Sharon Tate's Baby
The most horrifying bit about Sharon Tate’s story is her baby being murdered with her just a few days before being born. Many friends and family members report that Tate was very much ready to settle down and have a family. This shot at making a house a home was brutally stolen from her by this horrendous act of violence.
Sharon’s unborn son, posthumously named Paul Richard Polanski after his grandfathers, was buried in his mother’s arms in her final resting place in Culver City, California.
What Happened To Susan Atkins?

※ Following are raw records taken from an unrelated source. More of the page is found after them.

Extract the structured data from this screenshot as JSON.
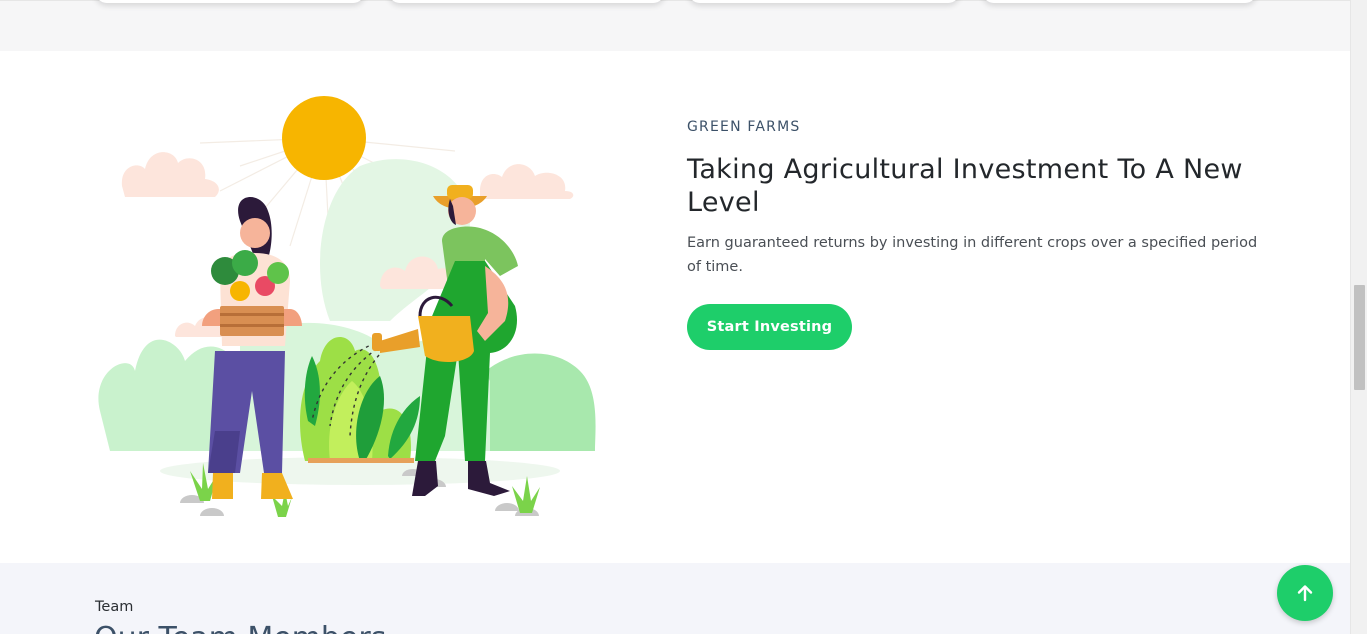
{
  "hero": {
    "eyebrow": "GREEN FARMS",
    "headline": "Taking Agricultural Investment To A New Level",
    "subtext": "Earn guaranteed returns by investing in different crops over a specified period of time.",
    "cta_label": "Start Investing",
    "illustration_icon": "farmers-watering-plants-illustration"
  },
  "team": {
    "eyebrow": "Team",
    "title": "Our Team Members"
  },
  "back_to_top_icon": "arrow-up-icon",
  "colors": {
    "accent": "#1ece6a",
    "heading": "#23272b",
    "eyebrow": "#3c5168"
  }
}
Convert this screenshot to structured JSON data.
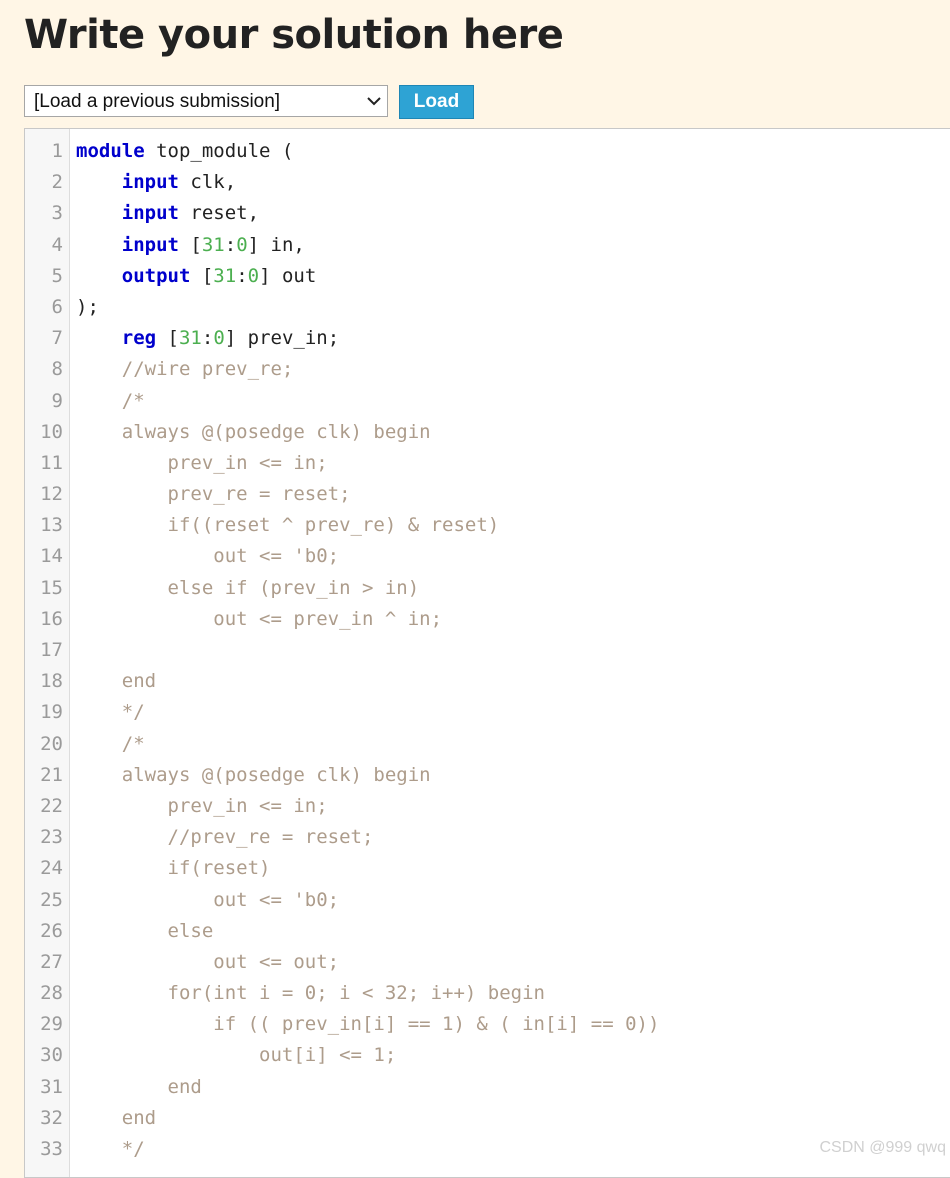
{
  "page": {
    "heading": "Write your solution here"
  },
  "toolbar": {
    "select_value": "[Load a previous submission]",
    "load_label": "Load"
  },
  "colors": {
    "background": "#fff6e6",
    "keyword": "#0000cc",
    "number": "#4caf50",
    "comment": "#ad9c8b",
    "button": "#2ea3d4"
  },
  "editor": {
    "lines": [
      {
        "n": "1",
        "tokens": [
          {
            "t": "module",
            "c": "kw"
          },
          {
            "t": " top_module (",
            "c": ""
          }
        ]
      },
      {
        "n": "2",
        "tokens": [
          {
            "t": "    ",
            "c": ""
          },
          {
            "t": "input",
            "c": "kw"
          },
          {
            "t": " clk,",
            "c": ""
          }
        ]
      },
      {
        "n": "3",
        "tokens": [
          {
            "t": "    ",
            "c": ""
          },
          {
            "t": "input",
            "c": "kw"
          },
          {
            "t": " reset,",
            "c": ""
          }
        ]
      },
      {
        "n": "4",
        "tokens": [
          {
            "t": "    ",
            "c": ""
          },
          {
            "t": "input",
            "c": "kw"
          },
          {
            "t": " [",
            "c": ""
          },
          {
            "t": "31",
            "c": "num"
          },
          {
            "t": ":",
            "c": ""
          },
          {
            "t": "0",
            "c": "num"
          },
          {
            "t": "] in,",
            "c": ""
          }
        ]
      },
      {
        "n": "5",
        "tokens": [
          {
            "t": "    ",
            "c": ""
          },
          {
            "t": "output",
            "c": "kw"
          },
          {
            "t": " [",
            "c": ""
          },
          {
            "t": "31",
            "c": "num"
          },
          {
            "t": ":",
            "c": ""
          },
          {
            "t": "0",
            "c": "num"
          },
          {
            "t": "] out",
            "c": ""
          }
        ]
      },
      {
        "n": "6",
        "tokens": [
          {
            "t": ");",
            "c": ""
          }
        ]
      },
      {
        "n": "7",
        "tokens": [
          {
            "t": "    ",
            "c": ""
          },
          {
            "t": "reg",
            "c": "kw"
          },
          {
            "t": " [",
            "c": ""
          },
          {
            "t": "31",
            "c": "num"
          },
          {
            "t": ":",
            "c": ""
          },
          {
            "t": "0",
            "c": "num"
          },
          {
            "t": "] prev_in;",
            "c": ""
          }
        ]
      },
      {
        "n": "8",
        "tokens": [
          {
            "t": "    //wire prev_re;",
            "c": "cm"
          }
        ]
      },
      {
        "n": "9",
        "tokens": [
          {
            "t": "    /*",
            "c": "cm"
          }
        ]
      },
      {
        "n": "10",
        "tokens": [
          {
            "t": "    always @(posedge clk) begin",
            "c": "cm"
          }
        ]
      },
      {
        "n": "11",
        "tokens": [
          {
            "t": "        prev_in <= in;",
            "c": "cm"
          }
        ]
      },
      {
        "n": "12",
        "tokens": [
          {
            "t": "        prev_re = reset;",
            "c": "cm"
          }
        ]
      },
      {
        "n": "13",
        "tokens": [
          {
            "t": "        if((reset ^ prev_re) & reset)",
            "c": "cm"
          }
        ]
      },
      {
        "n": "14",
        "tokens": [
          {
            "t": "            out <= 'b0;",
            "c": "cm"
          }
        ]
      },
      {
        "n": "15",
        "tokens": [
          {
            "t": "        else if (prev_in > in)",
            "c": "cm"
          }
        ]
      },
      {
        "n": "16",
        "tokens": [
          {
            "t": "            out <= prev_in ^ in;",
            "c": "cm"
          }
        ]
      },
      {
        "n": "17",
        "tokens": [
          {
            "t": "",
            "c": "cm"
          }
        ]
      },
      {
        "n": "18",
        "tokens": [
          {
            "t": "    end",
            "c": "cm"
          }
        ]
      },
      {
        "n": "19",
        "tokens": [
          {
            "t": "    */",
            "c": "cm"
          }
        ]
      },
      {
        "n": "20",
        "tokens": [
          {
            "t": "    /*",
            "c": "cm"
          }
        ]
      },
      {
        "n": "21",
        "tokens": [
          {
            "t": "    always @(posedge clk) begin",
            "c": "cm"
          }
        ]
      },
      {
        "n": "22",
        "tokens": [
          {
            "t": "        prev_in <= in;",
            "c": "cm"
          }
        ]
      },
      {
        "n": "23",
        "tokens": [
          {
            "t": "        //prev_re = reset;",
            "c": "cm"
          }
        ]
      },
      {
        "n": "24",
        "tokens": [
          {
            "t": "        if(reset)",
            "c": "cm"
          }
        ]
      },
      {
        "n": "25",
        "tokens": [
          {
            "t": "            out <= 'b0;",
            "c": "cm"
          }
        ]
      },
      {
        "n": "26",
        "tokens": [
          {
            "t": "        else",
            "c": "cm"
          }
        ]
      },
      {
        "n": "27",
        "tokens": [
          {
            "t": "            out <= out;",
            "c": "cm"
          }
        ]
      },
      {
        "n": "28",
        "tokens": [
          {
            "t": "        for(int i = 0; i < 32; i++) begin",
            "c": "cm"
          }
        ]
      },
      {
        "n": "29",
        "tokens": [
          {
            "t": "            if (( prev_in[i] == 1) & ( in[i] == 0))",
            "c": "cm"
          }
        ]
      },
      {
        "n": "30",
        "tokens": [
          {
            "t": "                out[i] <= 1;",
            "c": "cm"
          }
        ]
      },
      {
        "n": "31",
        "tokens": [
          {
            "t": "        end",
            "c": "cm"
          }
        ]
      },
      {
        "n": "32",
        "tokens": [
          {
            "t": "    end",
            "c": "cm"
          }
        ]
      },
      {
        "n": "33",
        "tokens": [
          {
            "t": "    */",
            "c": "cm"
          }
        ]
      }
    ]
  },
  "watermark": "CSDN @999 qwq"
}
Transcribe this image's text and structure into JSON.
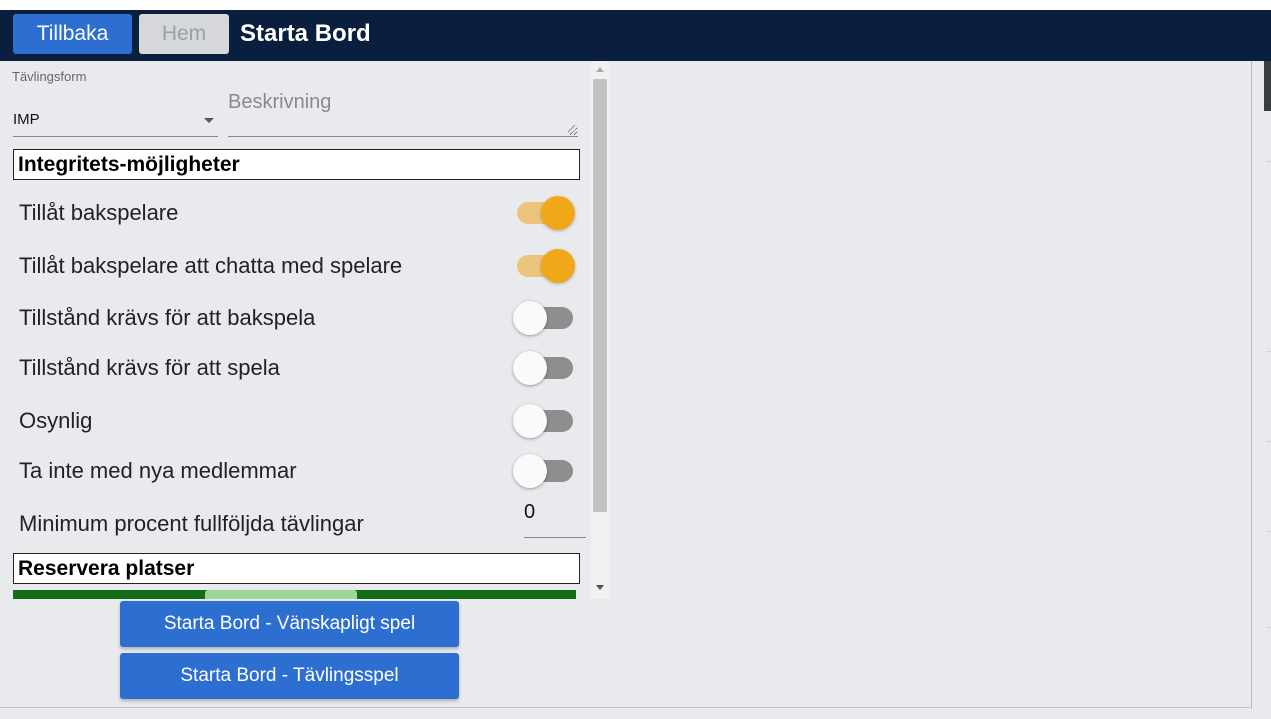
{
  "header": {
    "back_label": "Tillbaka",
    "home_label": "Hem",
    "title": "Starta Bord"
  },
  "form": {
    "competition_label": "Tävlingsform",
    "competition_value": "IMP",
    "description_placeholder": "Beskrivning",
    "description_value": ""
  },
  "integrity": {
    "header": "Integritets-möjligheter",
    "options": [
      {
        "label": "Tillåt bakspelare",
        "on": true
      },
      {
        "label": "Tillåt bakspelare att chatta med spelare",
        "on": true
      },
      {
        "label": "Tillstånd krävs för att bakspela",
        "on": false
      },
      {
        "label": "Tillstånd krävs för att spela",
        "on": false
      },
      {
        "label": "Osynlig",
        "on": false
      },
      {
        "label": "Ta inte med nya medlemmar",
        "on": false
      }
    ],
    "min_percent_label": "Minimum procent fullföljda tävlingar",
    "min_percent_value": "0"
  },
  "reserve": {
    "header": "Reservera platser"
  },
  "actions": {
    "friendly_label": "Starta Bord - Vänskapligt spel",
    "competitive_label": "Starta Bord - Tävlingsspel"
  },
  "colors": {
    "header_bg": "#0a1f3d",
    "button_blue": "#2d6fd1",
    "toggle_on": "#f0a81a",
    "reserve_green": "#156d17"
  }
}
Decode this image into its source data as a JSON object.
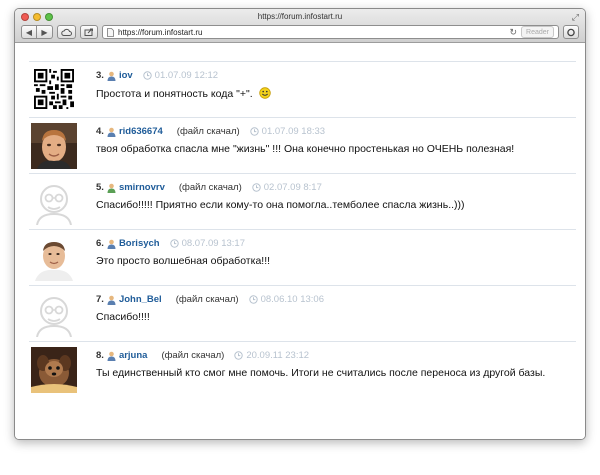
{
  "window": {
    "title": "https://forum.infostart.ru",
    "url": "https://forum.infostart.ru",
    "reader_label": "Reader"
  },
  "posts": [
    {
      "num": "3.",
      "user": "iov",
      "download": "",
      "date": "01.07.09 12:12",
      "text": "Простота и понятность кода \"+\"."
    },
    {
      "num": "4.",
      "user": "rid636674",
      "download": "(файл скачал)",
      "date": "01.07.09 18:33",
      "text": "твоя обработка спасла мне \"жизнь\" !!! Она конечно простенькая но ОЧЕНЬ полезная!"
    },
    {
      "num": "5.",
      "user": "smirnovrv",
      "download": "(файл скачал)",
      "date": "02.07.09 8:17",
      "text": "Спасибо!!!!! Приятно если кому-то она помогла..темболее спасла жизнь..)))"
    },
    {
      "num": "6.",
      "user": "Borisych",
      "download": "",
      "date": "08.07.09 13:17",
      "text": "Это просто волшебная обработка!!!"
    },
    {
      "num": "7.",
      "user": "John_Bel",
      "download": "(файл скачал)",
      "date": "08.06.10 13:06",
      "text": "Спасибо!!!!"
    },
    {
      "num": "8.",
      "user": "arjuna",
      "download": "(файл скачал)",
      "date": "20.09.11 23:12",
      "text": "Ты единственный кто смог мне помочь. Итоги не считались после переноса из другой базы."
    }
  ]
}
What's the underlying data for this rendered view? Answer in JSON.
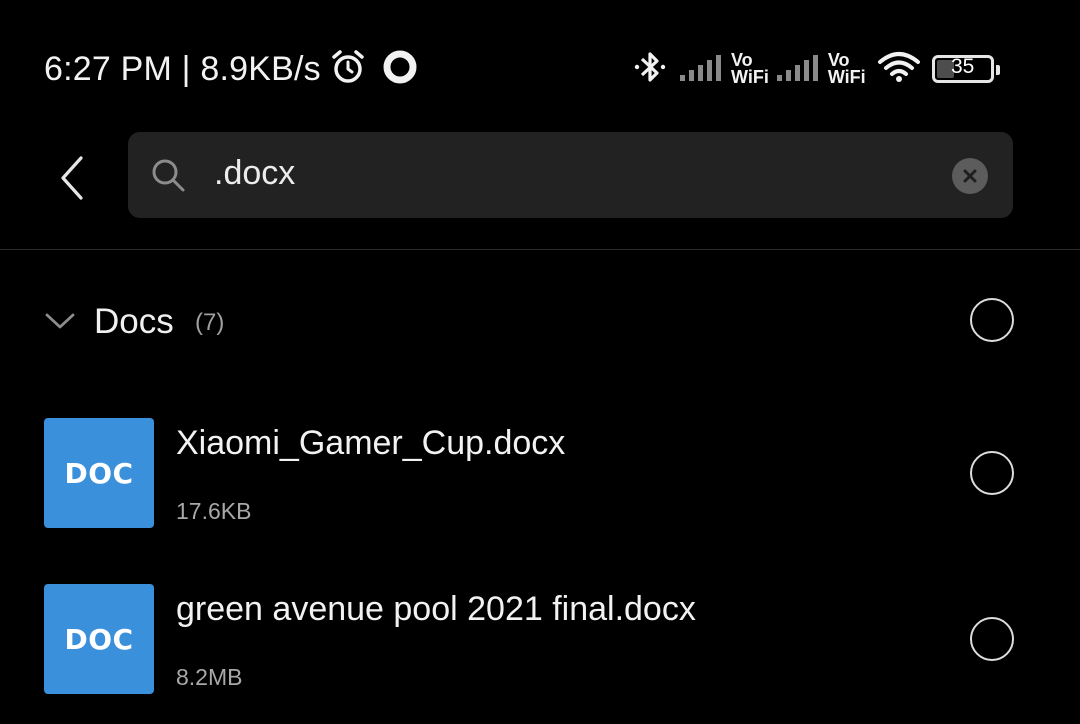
{
  "status_bar": {
    "time_speed": "6:27 PM | 8.9KB/s",
    "icons": [
      "alarm-icon",
      "circle-notification-icon",
      "bluetooth-icon",
      "signal-icon",
      "vowifi-icon",
      "signal-icon",
      "vowifi-icon",
      "wifi-icon",
      "battery-icon"
    ],
    "vowifi_top": "Vo",
    "vowifi_bottom": "WiFi",
    "battery": "35"
  },
  "search": {
    "value": ".docx",
    "back_icon": "chevron-left-icon",
    "search_icon": "search-icon",
    "clear_icon": "clear-icon"
  },
  "group": {
    "title": "Docs",
    "count": "(7)"
  },
  "files": [
    {
      "icon_label": "DOC",
      "name": "Xiaomi_Gamer_Cup.docx",
      "size": "17.6KB"
    },
    {
      "icon_label": "DOC",
      "name": "green avenue pool 2021 final.docx",
      "size": "8.2MB"
    }
  ],
  "colors": {
    "background": "#000000",
    "search_box": "#222222",
    "doc_icon": "#3a90db",
    "secondary_text": "#a8a8a8"
  }
}
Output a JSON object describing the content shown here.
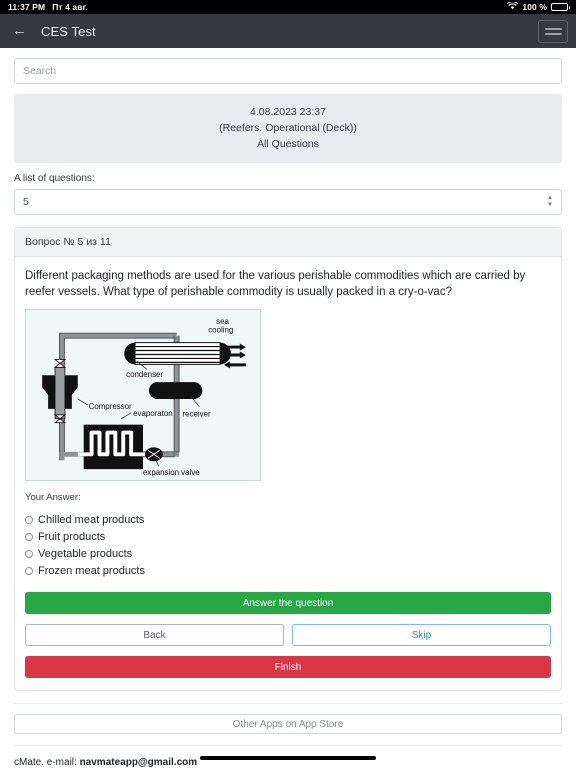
{
  "status_bar": {
    "time": "11:37 PM",
    "date": "Пт 4 авг.",
    "battery_percent": "100 %",
    "wifi_icon": "wifi-icon",
    "battery_icon": "battery-icon"
  },
  "navbar": {
    "back_icon": "back-arrow-icon",
    "title": "CES Test",
    "menu_icon": "hamburger-menu-icon"
  },
  "search": {
    "placeholder": "Search",
    "value": ""
  },
  "info_card": {
    "datetime": "4.08.2023 23:37",
    "category": "(Reefers. Operational (Deck))",
    "scope": "All Questions"
  },
  "question_selector": {
    "label": "A list of questions:",
    "value": "5",
    "stepper_icon": "stepper-chevrons-icon"
  },
  "question": {
    "header": "Вопрос № 5 из 11",
    "text": "Different packaging methods are used for the various perishable commodities which are carried by reefer vessels. What type of perishable commodity is usually packed in a cry-o-vac?",
    "answer_label": "Your Answer:",
    "options": [
      {
        "label": "Chilled meat products",
        "selected": false
      },
      {
        "label": "Fruit products",
        "selected": false
      },
      {
        "label": "Vegetable products",
        "selected": false
      },
      {
        "label": "Frozen meat products",
        "selected": false
      }
    ]
  },
  "diagram": {
    "name": "refrigeration-cycle-diagram",
    "labels": {
      "sea_cooling_line1": "sea",
      "sea_cooling_line2": "cooling",
      "condenser": "condenser",
      "compressor": "Compressor",
      "evaporator": "evaporaton",
      "receiver": "receiver",
      "expansion_valve": "expansion valve"
    }
  },
  "buttons": {
    "answer": "Answer the question",
    "back": "Back",
    "skip": "Skip",
    "finish": "Finish",
    "store": "Other Apps on App Store"
  },
  "footer": {
    "prefix": "cMate. e-mail: ",
    "email": "navmateapp@gmail.com"
  },
  "colors": {
    "navbar": "#343a40",
    "answer_green": "#28a745",
    "finish_red": "#dc3545",
    "skip_blue": "#2b8ae4",
    "info_card_bg": "#e9ecef"
  }
}
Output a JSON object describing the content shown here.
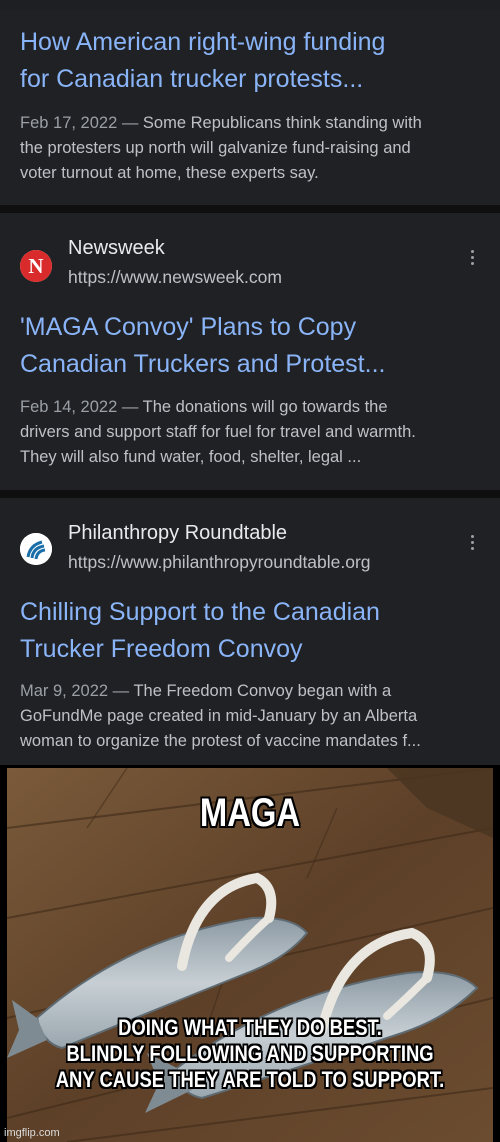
{
  "results": [
    {
      "title_lines": [
        "How American right-wing funding",
        "for Canadian trucker protests..."
      ],
      "date": "Feb 17, 2022",
      "dash": " — ",
      "snippet_lines": [
        "Some Republicans think standing with",
        "the protesters up north will galvanize fund-raising and",
        "voter turnout at home, these experts say."
      ]
    },
    {
      "source_name": "Newsweek",
      "source_url": "https://www.newsweek.com",
      "logo_letter": "N",
      "title_lines": [
        "'MAGA Convoy' Plans to Copy",
        "Canadian Truckers and Protest..."
      ],
      "date": "Feb 14, 2022",
      "dash": " — ",
      "snippet_lines": [
        "The donations will go towards the",
        "drivers and support staff for fuel for travel and warmth.",
        "They will also fund water, food, shelter, legal ..."
      ]
    },
    {
      "source_name": "Philanthropy Roundtable",
      "source_url": "https://www.philanthropyroundtable.org",
      "title_lines": [
        "Chilling Support to the Canadian",
        "Trucker Freedom Convoy"
      ],
      "date": "Mar 9, 2022",
      "dash": " — ",
      "snippet_lines": [
        "The Freedom Convoy began with a",
        "GoFundMe page created in mid-January by an Alberta",
        "woman to organize the protest of vaccine mandates f..."
      ]
    }
  ],
  "meme": {
    "top_text": "MAGA",
    "bottom_lines": [
      "DOING WHAT THEY DO BEST.",
      "BLINDLY FOLLOWING AND SUPPORTING",
      "ANY CAUSE THEY ARE TOLD TO SUPPORT."
    ]
  },
  "watermark": "imgflip.com",
  "colors": {
    "link_blue": "#8ab4f8",
    "card_bg": "#202124",
    "newsweek_red": "#d92b2b"
  },
  "icons": {
    "more": "kebab-menu-icon",
    "newsweek": "newsweek-logo-icon",
    "philanthropy": "philanthropy-roundtable-logo-icon"
  }
}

Susan Atkins went on trial for the Tate-LaBianca murders in June 1970. She testified that she had stabbed Tate. The disturbing reason given for the act was that she was "sick of listening to her, pleading and begging, begging and pleading.” Atkins’ testimony was not the most credible and the courts were well aware of this as she frequently contradicted well-established facts. She claimed that Manson directed them to admit to the murders without being given any directions.
Throughout the trial, Atkins and her co-defendants disrupted proceedings and showed both a lack of remorse for the victims and a lack of concern for their own life and wellbeing, a classic case of cult mentality. They sang songs of their leader, Manson, while being led to the trial. All four defendants were sentenced to death in 1971 and Atkins was transferred to California's death row in April of 1971. However, shortly after the state of California abolished the death penalty and their sentences were converted into life imprisonment.
Atkins was later released on illness and compassionate release requests. Many people take issue with this because Atkins married twice while serving her sentence and even got granted conjugal visits. Many believe that the court was too lenient in also granting her parole given the nature of her violent crimes and her complete lack of remorse. Susan Atkins died in September of 2009 in a Women’s facility in Chowchilla and her cause of death was listed as natural causes.
The story of Sharon Tate’s gruesome, senseless murder alongside her four friends and acquaintances is chill-inducing and deeply disturbing. The circumstances that led up to the horrible act are also vague and random at best. The terrible end of a beautiful and talented actress and model is surely something disturbing and disquieting. It raises important questions in one’s head about the true nature of good and evil, the ethics of capital punishment, and, perhaps, also the sheer randomness with which terrible things sometimes happen to undeserving and unsuspecting people for no apparent cause. Sharon’s story is painful but sets big waves in victim activism and the family is known to have responded to an unthinkable tragedy in a shockingly positive way by creating advocacy out of their pain.